In some cases, naïve shoppers might not fully understand that BNPL is a type of debt, and simply think they have the option to delay payment. These people could unknowingly be exposing themselves to a range of issues if they fail to make payments on time, such as late fees, black marks on their credit report or having their case referred to a debt collector.

There is also anecdotal evidence from mortgage brokers that mortgage lenders might be reluctant to lend to borrowers with recent or repeated use of BNPL schemes.

While payments might not always show up on a person’s credit report (some BNPL lenders only report missed payments to credit reference agencies), mortgage lenders will be able to see evidence of BNPL payments on mortgage applicants’ bank statements.

Is BNPL regulated?

The Treasury announced in February 2021 that it would bring unregulated BNPL services under FCA regulation. Ministers then set out proposals regarding regulation in February 2023.

Regulation would give borrowers new rights and protections, including the ability to request Section 75 refunds and to escalate complaints to the Financial Ombudsman Service.

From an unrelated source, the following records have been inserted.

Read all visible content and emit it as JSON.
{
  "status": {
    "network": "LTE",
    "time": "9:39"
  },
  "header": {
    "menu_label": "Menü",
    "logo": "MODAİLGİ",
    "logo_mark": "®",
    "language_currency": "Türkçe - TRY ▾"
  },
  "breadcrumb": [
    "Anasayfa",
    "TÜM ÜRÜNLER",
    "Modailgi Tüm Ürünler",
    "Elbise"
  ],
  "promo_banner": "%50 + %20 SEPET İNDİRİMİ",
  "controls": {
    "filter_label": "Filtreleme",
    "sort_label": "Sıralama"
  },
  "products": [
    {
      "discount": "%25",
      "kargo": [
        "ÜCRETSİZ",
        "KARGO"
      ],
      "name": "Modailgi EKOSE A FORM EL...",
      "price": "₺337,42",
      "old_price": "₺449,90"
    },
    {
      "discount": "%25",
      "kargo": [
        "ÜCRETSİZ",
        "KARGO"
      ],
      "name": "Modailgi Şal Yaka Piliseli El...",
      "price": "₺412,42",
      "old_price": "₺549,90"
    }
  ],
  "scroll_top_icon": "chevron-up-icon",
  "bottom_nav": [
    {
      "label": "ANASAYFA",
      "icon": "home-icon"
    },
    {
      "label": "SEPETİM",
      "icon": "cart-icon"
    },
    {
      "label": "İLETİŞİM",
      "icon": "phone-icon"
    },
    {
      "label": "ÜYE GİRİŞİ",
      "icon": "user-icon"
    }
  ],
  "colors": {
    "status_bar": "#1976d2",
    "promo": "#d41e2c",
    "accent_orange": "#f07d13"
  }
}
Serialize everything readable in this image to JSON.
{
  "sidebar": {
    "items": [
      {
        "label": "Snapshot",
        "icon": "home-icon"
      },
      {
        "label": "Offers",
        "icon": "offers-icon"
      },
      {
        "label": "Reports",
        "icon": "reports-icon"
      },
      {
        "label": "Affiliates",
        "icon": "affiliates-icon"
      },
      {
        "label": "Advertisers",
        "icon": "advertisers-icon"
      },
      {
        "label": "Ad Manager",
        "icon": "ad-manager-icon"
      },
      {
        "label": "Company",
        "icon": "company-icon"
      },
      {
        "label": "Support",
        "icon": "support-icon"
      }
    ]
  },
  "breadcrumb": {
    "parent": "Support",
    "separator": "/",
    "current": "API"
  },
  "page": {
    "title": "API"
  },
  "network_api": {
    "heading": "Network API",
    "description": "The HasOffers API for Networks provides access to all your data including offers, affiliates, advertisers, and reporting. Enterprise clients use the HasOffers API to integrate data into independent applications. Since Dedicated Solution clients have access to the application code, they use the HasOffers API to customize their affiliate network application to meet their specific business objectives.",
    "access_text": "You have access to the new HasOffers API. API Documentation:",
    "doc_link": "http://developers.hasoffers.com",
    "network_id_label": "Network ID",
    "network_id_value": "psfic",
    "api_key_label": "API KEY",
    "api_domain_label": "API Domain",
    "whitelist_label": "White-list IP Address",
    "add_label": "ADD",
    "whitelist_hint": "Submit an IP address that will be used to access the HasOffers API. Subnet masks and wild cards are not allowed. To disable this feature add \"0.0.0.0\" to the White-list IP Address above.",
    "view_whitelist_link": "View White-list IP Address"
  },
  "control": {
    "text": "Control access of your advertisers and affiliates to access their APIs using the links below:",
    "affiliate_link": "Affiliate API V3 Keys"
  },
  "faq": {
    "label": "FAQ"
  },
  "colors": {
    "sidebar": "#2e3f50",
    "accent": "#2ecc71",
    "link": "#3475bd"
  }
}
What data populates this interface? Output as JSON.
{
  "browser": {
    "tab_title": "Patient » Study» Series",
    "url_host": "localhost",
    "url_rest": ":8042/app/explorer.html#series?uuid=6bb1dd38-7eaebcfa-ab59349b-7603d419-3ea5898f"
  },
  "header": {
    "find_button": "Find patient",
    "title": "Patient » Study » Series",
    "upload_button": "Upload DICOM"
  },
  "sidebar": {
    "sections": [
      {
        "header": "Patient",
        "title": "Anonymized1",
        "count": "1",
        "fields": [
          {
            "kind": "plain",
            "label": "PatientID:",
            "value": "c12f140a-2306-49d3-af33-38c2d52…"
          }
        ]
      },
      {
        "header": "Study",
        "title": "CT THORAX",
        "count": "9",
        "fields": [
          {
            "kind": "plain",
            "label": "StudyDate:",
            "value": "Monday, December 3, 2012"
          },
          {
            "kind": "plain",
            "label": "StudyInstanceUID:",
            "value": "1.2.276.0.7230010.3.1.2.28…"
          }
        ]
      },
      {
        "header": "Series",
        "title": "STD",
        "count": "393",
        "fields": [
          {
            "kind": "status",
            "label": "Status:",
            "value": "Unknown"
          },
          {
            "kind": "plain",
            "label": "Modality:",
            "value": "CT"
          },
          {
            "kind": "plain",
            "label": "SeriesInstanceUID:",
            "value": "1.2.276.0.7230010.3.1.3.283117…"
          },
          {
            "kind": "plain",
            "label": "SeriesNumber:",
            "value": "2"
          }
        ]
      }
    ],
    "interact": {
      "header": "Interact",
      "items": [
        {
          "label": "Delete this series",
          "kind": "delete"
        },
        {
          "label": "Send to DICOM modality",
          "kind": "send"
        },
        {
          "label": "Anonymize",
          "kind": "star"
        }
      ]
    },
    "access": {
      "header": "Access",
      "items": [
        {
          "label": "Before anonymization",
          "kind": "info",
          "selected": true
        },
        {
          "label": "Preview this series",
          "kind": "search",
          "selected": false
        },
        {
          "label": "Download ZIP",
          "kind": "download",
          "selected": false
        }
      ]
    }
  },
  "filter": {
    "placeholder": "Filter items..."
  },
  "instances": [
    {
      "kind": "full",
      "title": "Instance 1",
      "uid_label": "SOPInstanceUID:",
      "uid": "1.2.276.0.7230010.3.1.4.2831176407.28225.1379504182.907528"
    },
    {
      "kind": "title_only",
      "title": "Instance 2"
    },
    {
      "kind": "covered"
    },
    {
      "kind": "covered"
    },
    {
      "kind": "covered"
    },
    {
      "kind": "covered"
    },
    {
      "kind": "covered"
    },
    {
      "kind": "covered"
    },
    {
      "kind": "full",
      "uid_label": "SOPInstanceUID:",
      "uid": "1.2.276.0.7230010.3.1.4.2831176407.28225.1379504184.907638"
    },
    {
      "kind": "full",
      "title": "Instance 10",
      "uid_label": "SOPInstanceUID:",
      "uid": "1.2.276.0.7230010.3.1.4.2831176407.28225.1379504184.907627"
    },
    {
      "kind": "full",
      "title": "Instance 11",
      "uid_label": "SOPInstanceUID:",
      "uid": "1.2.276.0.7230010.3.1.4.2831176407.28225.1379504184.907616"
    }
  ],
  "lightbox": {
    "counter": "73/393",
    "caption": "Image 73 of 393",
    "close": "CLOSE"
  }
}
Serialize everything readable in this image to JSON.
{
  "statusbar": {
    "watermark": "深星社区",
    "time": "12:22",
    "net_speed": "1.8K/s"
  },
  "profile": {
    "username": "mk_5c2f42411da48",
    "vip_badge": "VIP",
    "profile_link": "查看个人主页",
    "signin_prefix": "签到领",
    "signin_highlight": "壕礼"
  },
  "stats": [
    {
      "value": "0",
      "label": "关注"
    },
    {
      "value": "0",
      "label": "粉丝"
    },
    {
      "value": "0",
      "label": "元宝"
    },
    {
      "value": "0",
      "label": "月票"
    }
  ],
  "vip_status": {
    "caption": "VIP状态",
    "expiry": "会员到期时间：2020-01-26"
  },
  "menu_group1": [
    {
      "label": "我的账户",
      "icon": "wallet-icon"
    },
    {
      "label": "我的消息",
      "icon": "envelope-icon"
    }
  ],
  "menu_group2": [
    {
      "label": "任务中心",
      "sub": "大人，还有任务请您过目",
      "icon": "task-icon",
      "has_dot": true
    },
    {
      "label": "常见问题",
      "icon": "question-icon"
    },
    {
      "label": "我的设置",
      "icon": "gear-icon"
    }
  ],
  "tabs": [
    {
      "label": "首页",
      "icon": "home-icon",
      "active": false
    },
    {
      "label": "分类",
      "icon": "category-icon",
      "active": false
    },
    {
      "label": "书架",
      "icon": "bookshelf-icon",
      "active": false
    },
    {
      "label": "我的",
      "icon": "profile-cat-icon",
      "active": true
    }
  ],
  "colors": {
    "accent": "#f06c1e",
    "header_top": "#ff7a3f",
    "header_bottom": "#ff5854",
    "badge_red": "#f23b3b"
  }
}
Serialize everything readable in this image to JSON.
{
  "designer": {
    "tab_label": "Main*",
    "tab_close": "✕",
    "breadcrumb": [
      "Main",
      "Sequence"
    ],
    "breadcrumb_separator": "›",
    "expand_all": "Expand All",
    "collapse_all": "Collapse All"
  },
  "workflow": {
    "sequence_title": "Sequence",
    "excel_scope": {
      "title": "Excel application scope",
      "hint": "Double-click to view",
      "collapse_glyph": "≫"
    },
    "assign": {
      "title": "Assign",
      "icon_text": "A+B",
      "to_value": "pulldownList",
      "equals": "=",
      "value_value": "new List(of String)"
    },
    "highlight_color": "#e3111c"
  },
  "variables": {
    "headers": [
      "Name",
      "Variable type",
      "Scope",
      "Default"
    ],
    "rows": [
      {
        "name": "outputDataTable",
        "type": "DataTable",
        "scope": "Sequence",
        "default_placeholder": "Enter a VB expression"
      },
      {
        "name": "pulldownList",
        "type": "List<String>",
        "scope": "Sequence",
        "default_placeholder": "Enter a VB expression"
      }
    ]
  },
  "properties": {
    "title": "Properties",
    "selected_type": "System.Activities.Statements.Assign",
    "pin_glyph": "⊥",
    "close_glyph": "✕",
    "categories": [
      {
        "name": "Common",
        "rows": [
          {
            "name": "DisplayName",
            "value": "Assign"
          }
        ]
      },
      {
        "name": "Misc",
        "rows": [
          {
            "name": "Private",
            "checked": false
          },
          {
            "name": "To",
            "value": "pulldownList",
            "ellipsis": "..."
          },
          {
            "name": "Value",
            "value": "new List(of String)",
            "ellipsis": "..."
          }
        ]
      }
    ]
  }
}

But regulation is yet to happen and in July 2023 there were rumours that the Government is considering ditching the idea over fears that it would prompt some BNPL lenders to cease operations in the UK. Ministers say such a move would not help struggling Brits during the cost-of-living crisis.

How can you manage BNPL debt?

If you use BNPL, or you are tempted to, follow these six tips to avoid BNPL debt becoming problem debt.

  • Only use BNPL where you really have no other choice
  • Read the fine print carefully and make sure you know when payments are due and that you can afford them
  • Set up a budget and stick to it
  • Contact the BNPL provider if you are having trouble affording repayments
  • Speak to a debt charity such as Step Change if your debts become unmanageable
  • Don’t ignore BNPL debt issues – they won’t go away on their own